Analysis-Fed meeting revives Treasury bulls after brutal selloff

By Davide Barbuscia and David Randall

NEW YORK (Reuters) -Signs that the Federal Reserve may be closer to wrapping up its monetary policy tightening and smaller-than-expected borrowing from the Treasury are giving Wall Street’s bond investors a much-needed shot in the arm after a months-long selloff.

The Fed left rates unchanged for the second straight meeting and Fed Chair Jerome Powell nodded to positive developments in bringing down inflation at the end of the central bank’s policy review on Wednesday – though he gave little indication that policymakers were getting closer to cutting rates.

Earlier on Wednesday, the U.S. Treasury said it would slow the pace of increases in its longer-dated debt auctions in the next three months, at least temporarily assuaging concerns that investors will require higher yields to absorb an expected torrent of government debt.

Plenty of bond investors have been burned calling a bottom in a selloff that has taken Treasuries to the cusp of an unprecedented third straight year of losses. One potential near-term pitfall is Friday’s U.S. payrolls data, which could revive expectations of Fed hawkishness if they come in stronger than expected.

Nevertheless, some are betting that risks have finally tilted towards the upside. Treasuries screamed higher on Thursday morning, with yields on the benchmark U.S. 10-year note – which move inversely to prices – down to their lowest level in nearly three weeks after breaking above 5% for the first time in 16 years last month. The S&P 500 was up around 1%.

“Bonds are starting to show a little bit of life,” said Jack McIntyre, portfolio manager at Brandywine Global. However, if Friday’s payroll number exceeds expectations, “then that bullishness will get tested.”

McIntyre is bullish on longer-dated Treasuries but will wait for Friday’s payroll data to decide whether to add more exposure.

Others have sounded bullish as well. Among them is billionaire investor Stanley Druckenmiller, founder of the Duquesne family office, who said last month that he bought a “massive leveraged position” in two-year U.S. Treasury bonds because of rising concerns about the health of the U.S. economy.

Bond bulls argue investors should increase exposure to long-term securities partly because they could appreciate in price if an economic slowdown pushes the Fed to eventually cut rates.

Some have been focusing on signs that the economy has been slowing below the surface, with dwindling savings accumulated during the COVID-19 pandemic, the resumption of student loan repayments and higher borrowing costs, set to hurt consumers and companies in the months ahead.

The rise in Treasury yields has reached far beyond the bond market. The S&P 500 is down nearly 8% from its July high as of Wednesday’s close, as rising bond yields offer investment competition to equities while threatening to raise the cost of capital for companies. The index is up more than 10% year-to-date. Mortgage rates, which are guided by yields, rose to a more-than 23-year high in October.

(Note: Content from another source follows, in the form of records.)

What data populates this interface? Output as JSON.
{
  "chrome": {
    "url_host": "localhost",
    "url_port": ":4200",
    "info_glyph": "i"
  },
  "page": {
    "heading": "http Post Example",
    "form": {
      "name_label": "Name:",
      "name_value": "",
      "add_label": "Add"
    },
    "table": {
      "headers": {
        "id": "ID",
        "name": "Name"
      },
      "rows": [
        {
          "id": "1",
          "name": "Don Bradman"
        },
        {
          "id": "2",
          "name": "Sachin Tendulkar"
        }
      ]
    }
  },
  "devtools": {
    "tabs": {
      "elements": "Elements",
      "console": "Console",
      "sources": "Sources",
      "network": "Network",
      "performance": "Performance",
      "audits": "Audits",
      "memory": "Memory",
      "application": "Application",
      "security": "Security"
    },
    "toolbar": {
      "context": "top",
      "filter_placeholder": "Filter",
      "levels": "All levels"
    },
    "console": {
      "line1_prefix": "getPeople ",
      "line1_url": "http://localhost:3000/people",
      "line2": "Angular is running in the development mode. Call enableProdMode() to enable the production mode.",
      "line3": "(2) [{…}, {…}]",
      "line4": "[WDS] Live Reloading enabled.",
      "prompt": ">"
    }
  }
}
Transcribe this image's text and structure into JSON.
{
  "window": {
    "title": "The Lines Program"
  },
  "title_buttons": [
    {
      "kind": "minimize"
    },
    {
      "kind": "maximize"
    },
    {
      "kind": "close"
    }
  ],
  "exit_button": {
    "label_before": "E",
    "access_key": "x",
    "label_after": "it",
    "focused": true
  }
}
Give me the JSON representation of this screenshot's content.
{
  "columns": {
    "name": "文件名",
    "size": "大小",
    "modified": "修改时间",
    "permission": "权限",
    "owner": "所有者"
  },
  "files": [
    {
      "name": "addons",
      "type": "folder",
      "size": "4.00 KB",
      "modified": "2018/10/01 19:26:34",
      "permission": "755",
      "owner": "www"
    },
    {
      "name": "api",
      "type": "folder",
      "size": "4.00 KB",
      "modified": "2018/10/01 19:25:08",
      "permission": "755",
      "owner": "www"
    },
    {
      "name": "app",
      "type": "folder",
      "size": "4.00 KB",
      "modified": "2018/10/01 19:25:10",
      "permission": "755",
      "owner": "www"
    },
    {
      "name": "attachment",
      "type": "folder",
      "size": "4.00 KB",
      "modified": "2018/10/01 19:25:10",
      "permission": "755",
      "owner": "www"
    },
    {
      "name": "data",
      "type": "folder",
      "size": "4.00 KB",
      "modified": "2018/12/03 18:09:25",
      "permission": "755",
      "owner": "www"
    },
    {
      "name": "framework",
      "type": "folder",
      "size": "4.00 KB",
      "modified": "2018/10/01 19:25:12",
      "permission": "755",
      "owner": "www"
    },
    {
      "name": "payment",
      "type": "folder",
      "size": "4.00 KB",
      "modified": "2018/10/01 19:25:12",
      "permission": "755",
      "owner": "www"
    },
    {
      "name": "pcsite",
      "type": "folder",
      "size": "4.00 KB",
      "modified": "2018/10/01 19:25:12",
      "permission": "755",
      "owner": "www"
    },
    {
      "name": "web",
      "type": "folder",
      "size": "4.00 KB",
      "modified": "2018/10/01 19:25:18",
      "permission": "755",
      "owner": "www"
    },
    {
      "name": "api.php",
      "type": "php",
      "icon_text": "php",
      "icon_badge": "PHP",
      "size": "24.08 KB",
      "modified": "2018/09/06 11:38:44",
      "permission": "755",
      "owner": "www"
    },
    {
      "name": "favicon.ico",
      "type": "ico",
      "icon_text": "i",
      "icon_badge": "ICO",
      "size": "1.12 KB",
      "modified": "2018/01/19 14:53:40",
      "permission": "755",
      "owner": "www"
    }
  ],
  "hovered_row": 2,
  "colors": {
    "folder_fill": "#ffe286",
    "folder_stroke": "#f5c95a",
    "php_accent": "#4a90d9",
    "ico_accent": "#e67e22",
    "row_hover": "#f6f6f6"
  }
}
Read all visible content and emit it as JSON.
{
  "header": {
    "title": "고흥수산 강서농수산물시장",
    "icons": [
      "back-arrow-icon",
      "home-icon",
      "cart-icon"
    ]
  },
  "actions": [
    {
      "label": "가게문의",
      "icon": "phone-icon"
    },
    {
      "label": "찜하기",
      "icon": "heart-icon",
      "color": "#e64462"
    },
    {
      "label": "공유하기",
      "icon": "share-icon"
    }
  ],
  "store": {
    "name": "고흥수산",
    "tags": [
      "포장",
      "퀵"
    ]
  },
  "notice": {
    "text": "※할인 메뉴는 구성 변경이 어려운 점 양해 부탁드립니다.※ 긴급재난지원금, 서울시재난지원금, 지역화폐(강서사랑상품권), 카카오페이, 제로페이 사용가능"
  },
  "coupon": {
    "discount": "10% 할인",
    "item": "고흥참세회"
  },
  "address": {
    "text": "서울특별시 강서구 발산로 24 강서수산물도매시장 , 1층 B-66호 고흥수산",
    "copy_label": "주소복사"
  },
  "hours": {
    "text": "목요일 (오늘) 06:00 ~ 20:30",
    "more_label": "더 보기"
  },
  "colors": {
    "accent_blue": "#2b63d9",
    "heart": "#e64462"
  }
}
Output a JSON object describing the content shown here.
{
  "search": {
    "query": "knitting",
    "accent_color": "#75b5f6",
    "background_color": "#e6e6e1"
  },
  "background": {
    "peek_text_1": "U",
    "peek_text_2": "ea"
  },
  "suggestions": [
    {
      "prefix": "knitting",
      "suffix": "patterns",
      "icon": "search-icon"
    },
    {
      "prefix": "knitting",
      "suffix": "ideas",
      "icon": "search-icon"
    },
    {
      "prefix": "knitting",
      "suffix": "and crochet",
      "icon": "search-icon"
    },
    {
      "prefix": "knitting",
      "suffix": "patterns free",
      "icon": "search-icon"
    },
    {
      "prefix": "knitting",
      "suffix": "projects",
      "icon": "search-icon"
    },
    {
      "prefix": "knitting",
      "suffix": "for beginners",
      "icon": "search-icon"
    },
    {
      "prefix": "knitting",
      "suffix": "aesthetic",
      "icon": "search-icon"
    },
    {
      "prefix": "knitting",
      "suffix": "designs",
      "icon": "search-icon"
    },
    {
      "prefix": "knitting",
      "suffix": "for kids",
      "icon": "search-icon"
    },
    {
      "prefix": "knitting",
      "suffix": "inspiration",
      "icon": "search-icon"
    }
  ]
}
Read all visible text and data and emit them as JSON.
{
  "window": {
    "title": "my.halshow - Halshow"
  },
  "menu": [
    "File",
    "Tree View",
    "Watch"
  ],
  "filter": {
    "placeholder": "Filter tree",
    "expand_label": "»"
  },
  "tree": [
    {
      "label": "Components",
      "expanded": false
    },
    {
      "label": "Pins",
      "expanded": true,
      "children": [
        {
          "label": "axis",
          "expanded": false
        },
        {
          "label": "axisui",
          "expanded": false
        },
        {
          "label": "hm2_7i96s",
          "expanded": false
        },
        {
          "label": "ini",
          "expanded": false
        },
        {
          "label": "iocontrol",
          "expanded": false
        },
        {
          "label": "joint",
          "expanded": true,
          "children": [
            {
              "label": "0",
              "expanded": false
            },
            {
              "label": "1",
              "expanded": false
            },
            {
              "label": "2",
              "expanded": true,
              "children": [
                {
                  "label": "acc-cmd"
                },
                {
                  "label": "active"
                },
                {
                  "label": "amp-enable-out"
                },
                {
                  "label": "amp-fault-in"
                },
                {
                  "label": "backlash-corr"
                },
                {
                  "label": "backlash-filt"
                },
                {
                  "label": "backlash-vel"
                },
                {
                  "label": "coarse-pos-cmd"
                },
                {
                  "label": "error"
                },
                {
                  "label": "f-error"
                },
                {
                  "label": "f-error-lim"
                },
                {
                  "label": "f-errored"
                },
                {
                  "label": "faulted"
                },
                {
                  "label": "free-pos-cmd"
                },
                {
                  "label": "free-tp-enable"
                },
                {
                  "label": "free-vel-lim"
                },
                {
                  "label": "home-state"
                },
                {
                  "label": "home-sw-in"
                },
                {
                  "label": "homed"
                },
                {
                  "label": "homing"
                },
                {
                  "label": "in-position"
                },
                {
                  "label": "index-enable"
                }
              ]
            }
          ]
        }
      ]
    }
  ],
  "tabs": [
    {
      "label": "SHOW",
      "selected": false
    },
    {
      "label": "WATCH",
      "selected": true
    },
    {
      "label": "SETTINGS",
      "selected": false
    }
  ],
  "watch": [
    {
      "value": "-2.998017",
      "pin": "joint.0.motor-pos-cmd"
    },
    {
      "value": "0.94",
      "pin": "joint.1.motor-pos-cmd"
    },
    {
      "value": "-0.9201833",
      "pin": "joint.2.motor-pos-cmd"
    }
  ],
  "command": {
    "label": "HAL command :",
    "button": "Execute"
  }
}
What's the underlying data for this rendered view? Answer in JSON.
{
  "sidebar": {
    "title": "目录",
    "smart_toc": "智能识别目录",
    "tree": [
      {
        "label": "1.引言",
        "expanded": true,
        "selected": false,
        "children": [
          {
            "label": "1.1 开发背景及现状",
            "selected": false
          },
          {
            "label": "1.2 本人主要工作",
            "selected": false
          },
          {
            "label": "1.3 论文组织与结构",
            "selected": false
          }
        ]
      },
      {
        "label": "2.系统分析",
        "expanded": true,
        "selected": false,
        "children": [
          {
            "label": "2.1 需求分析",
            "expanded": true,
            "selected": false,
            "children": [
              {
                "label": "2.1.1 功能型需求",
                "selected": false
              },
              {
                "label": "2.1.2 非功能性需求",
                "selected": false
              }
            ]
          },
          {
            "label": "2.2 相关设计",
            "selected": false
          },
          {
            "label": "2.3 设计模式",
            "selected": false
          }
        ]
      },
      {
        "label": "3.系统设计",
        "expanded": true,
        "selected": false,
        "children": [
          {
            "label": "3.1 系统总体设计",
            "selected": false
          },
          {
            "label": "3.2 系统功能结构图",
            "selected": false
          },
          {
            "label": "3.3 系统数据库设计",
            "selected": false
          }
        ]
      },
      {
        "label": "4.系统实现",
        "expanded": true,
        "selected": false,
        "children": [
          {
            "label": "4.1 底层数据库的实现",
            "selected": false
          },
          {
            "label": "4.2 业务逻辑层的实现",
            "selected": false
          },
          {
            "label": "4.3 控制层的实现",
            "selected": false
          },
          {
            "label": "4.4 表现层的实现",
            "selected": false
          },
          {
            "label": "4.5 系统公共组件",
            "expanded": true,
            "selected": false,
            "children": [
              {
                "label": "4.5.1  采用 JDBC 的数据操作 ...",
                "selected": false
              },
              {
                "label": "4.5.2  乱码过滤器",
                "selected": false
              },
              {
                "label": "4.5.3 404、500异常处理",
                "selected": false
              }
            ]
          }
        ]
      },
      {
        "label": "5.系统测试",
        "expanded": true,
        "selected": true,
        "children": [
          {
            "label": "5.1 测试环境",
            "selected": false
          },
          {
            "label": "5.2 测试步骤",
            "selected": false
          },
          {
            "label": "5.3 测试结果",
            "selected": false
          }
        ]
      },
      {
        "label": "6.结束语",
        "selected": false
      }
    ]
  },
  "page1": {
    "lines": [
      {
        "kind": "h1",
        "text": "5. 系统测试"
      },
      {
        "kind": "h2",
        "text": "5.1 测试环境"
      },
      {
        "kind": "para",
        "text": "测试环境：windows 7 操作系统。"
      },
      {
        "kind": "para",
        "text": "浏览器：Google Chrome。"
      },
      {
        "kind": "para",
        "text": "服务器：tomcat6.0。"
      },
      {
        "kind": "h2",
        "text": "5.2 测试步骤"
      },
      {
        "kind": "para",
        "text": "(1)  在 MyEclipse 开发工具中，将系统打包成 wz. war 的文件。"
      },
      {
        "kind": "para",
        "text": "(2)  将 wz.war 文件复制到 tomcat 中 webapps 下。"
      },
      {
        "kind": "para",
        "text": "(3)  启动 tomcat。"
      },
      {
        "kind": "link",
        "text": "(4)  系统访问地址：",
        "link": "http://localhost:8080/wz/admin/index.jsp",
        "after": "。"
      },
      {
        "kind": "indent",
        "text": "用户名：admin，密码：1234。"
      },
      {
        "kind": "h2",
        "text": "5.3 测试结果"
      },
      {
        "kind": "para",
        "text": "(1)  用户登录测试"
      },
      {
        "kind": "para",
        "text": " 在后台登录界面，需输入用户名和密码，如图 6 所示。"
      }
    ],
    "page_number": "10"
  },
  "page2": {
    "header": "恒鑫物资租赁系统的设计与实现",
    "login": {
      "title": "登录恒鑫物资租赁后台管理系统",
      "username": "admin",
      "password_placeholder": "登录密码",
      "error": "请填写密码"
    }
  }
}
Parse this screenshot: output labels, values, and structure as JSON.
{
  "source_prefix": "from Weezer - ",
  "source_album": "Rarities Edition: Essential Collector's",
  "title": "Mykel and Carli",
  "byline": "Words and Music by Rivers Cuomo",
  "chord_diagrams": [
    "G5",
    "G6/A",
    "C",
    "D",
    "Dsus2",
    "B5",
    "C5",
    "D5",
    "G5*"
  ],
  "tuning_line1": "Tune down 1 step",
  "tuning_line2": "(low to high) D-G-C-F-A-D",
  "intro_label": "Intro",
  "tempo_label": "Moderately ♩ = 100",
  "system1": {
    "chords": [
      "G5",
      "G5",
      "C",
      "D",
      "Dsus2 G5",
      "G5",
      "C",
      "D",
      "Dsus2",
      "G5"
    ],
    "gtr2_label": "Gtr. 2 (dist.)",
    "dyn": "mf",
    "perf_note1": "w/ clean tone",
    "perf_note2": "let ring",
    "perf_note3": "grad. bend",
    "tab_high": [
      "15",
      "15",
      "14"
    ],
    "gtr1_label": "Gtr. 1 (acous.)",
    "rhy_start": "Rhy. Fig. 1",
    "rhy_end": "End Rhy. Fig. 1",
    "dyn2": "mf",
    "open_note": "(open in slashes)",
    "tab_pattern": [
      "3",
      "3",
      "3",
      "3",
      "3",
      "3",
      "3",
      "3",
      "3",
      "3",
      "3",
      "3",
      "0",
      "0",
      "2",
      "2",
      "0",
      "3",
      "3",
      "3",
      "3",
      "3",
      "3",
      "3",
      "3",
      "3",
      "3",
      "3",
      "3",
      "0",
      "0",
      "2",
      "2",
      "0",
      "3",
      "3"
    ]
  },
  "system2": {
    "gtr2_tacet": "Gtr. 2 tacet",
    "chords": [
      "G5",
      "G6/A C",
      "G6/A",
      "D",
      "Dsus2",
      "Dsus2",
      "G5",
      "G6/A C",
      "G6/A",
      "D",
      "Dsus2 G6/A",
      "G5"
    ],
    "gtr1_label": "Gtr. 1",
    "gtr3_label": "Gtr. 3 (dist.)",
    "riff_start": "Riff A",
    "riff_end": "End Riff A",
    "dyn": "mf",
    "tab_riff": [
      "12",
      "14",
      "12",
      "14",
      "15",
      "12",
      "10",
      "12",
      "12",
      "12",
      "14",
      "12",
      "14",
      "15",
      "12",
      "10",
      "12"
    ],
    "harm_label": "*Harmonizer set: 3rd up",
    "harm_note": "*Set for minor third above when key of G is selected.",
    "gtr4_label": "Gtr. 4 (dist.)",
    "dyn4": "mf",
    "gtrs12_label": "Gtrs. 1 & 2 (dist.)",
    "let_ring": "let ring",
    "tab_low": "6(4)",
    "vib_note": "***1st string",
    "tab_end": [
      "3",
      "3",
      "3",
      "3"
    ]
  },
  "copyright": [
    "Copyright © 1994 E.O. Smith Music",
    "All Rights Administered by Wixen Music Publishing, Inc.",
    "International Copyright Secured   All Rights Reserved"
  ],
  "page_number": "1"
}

“We’ve been trading out of equities and increasing bonds,” said Josh Emanuel, chief investment officer at Wilshire. “The premium that investors are earning incrementally for taking equity risk is very low today relative to what they earn in government bonds.”

The U.S. economy grew almost 5% in the third quarter, so far defying earlier predictions of a slowdown.


Fed funds futures on Thursday indicated a 17% probability of a rate hike in December, down from 23% after the Fed announcement on Wednesday and 29% on Tuesday. The Fed has already raised rates by 525 basis points since March last year.

Not everyone took Powell’s comments as dovish, however, and some investors cautioned the market was too quick to dismiss the possibility of more hikes.

Powell said on Wednesday that it remained unclear whether overall financial conditions were yet restrictive enough to tame inflation, which is still far above the central bank’s 2% target. “We’ve been achieving progress on inflation … The question is, how long can that continue?” he said.

Greg Wilensky, head of U.S. fixed income at Janus Henderson Investors, said that while the Fed is not saying it is done raising rates, policymakers “will need to see data surprise meaningfully to the upside to get them to raise rates in December.”

Wilensky, who has been moving from bets on shorter-term bonds to longer-term ones, does not expect rates to rise significantly from current levels but reckons that bond market volatility will remain given the high level of geopolitical risks.

Noah Wise, a senior portfolio manager at Allspring Global Investments, warned against getting too bullish on bonds, as there was a “heightened risk” that 10-year Treasury yields could once again top 5% if the Fed feels it has to push back against a dovish narrative.

“The market is running with the idea that the Fed is done hiking, which they may or may not be,” he said. “The more the market runs with this narrative, the more it will push the Fed to take more cuts out of their 2024 forecasts.”

(Reporting by Davide Barbuscia and David Randall; Editing by Ira Iosebashvil, Shri Navaratnam and Andrea Ricci)